** Opening EXERCISE MATERIALS block **
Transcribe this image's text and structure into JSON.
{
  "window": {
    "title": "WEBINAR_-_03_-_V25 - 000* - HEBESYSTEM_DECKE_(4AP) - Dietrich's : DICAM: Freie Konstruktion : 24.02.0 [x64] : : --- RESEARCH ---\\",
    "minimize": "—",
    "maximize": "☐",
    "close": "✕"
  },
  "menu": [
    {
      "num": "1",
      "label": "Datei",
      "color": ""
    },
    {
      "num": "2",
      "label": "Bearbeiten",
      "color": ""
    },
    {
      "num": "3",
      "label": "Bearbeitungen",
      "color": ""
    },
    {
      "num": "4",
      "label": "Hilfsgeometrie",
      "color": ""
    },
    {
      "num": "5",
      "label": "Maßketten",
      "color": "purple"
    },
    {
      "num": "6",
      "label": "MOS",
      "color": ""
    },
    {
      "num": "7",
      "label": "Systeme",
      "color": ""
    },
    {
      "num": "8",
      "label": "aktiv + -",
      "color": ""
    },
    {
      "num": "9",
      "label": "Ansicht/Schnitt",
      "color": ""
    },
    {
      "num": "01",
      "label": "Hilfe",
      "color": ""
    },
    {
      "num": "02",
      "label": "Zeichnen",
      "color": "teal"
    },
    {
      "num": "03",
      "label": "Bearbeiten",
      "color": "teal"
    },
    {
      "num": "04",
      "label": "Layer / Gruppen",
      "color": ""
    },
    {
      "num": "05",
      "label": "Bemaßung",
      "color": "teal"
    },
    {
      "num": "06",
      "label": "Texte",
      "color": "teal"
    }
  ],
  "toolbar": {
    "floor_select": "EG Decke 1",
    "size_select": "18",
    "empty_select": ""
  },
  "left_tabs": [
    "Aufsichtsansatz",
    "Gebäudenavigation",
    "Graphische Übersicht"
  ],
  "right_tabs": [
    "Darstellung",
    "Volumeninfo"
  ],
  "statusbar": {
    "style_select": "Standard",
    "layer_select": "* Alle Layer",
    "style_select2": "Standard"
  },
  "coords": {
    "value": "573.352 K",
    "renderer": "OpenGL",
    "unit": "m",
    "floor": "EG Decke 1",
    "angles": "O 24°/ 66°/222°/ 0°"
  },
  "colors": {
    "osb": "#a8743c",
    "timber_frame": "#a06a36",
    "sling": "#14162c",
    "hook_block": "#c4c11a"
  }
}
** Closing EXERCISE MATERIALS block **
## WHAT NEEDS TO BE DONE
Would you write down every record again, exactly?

## EXPECTED OUTPUT
Transcribe this image's text and structure into JSON.
{
  "window": {
    "title": "WEBINAR_-_03_-_V25 - 000* - HEBESYSTEM_DECKE_(4AP) - Dietrich's : DICAM: Freie Konstruktion : 24.02.0 [x64] : : --- RESEARCH ---\\",
    "minimize": "—",
    "maximize": "☐",
    "close": "✕"
  },
  "menu": [
    {
      "num": "1",
      "label": "Datei",
      "color": ""
    },
    {
      "num": "2",
      "label": "Bearbeiten",
      "color": ""
    },
    {
      "num": "3",
      "label": "Bearbeitungen",
      "color": ""
    },
    {
      "num": "4",
      "label": "Hilfsgeometrie",
      "color": ""
    },
    {
      "num": "5",
      "label": "Maßketten",
      "color": "purple"
    },
    {
      "num": "6",
      "label": "MOS",
      "color": ""
    },
    {
      "num": "7",
      "label": "Systeme",
      "color": ""
    },
    {
      "num": "8",
      "label": "aktiv + -",
      "color": ""
    },
    {
      "num": "9",
      "label": "Ansicht/Schnitt",
      "color": ""
    },
    {
      "num": "01",
      "label": "Hilfe",
      "color": ""
    },
    {
      "num": "02",
      "label": "Zeichnen",
      "color": "teal"
    },
    {
      "num": "03",
      "label": "Bearbeiten",
      "color": "teal"
    },
    {
      "num": "04",
      "label": "Layer / Gruppen",
      "color": ""
    },
    {
      "num": "05",
      "label": "Bemaßung",
      "color": "teal"
    },
    {
      "num": "06",
      "label": "Texte",
      "color": "teal"
    }
  ],
  "toolbar": {
    "floor_select": "EG Decke 1",
    "size_select": "18",
    "empty_select": ""
  },
  "left_tabs": [
    "Aufsichtsansatz",
    "Gebäudenavigation",
    "Graphische Übersicht"
  ],
  "right_tabs": [
    "Darstellung",
    "Volumeninfo"
  ],
  "statusbar": {
    "style_select": "Standard",
    "layer_select": "* Alle Layer",
    "style_select2": "Standard"
  },
  "coords": {
    "value": "573.352 K",
    "renderer": "OpenGL",
    "unit": "m",
    "floor": "EG Decke 1",
    "angles": "O 24°/ 66°/222°/ 0°"
  },
  "colors": {
    "osb": "#a8743c",
    "timber_frame": "#a06a36",
    "sling": "#14162c",
    "hook_block": "#c4c11a"
  }
}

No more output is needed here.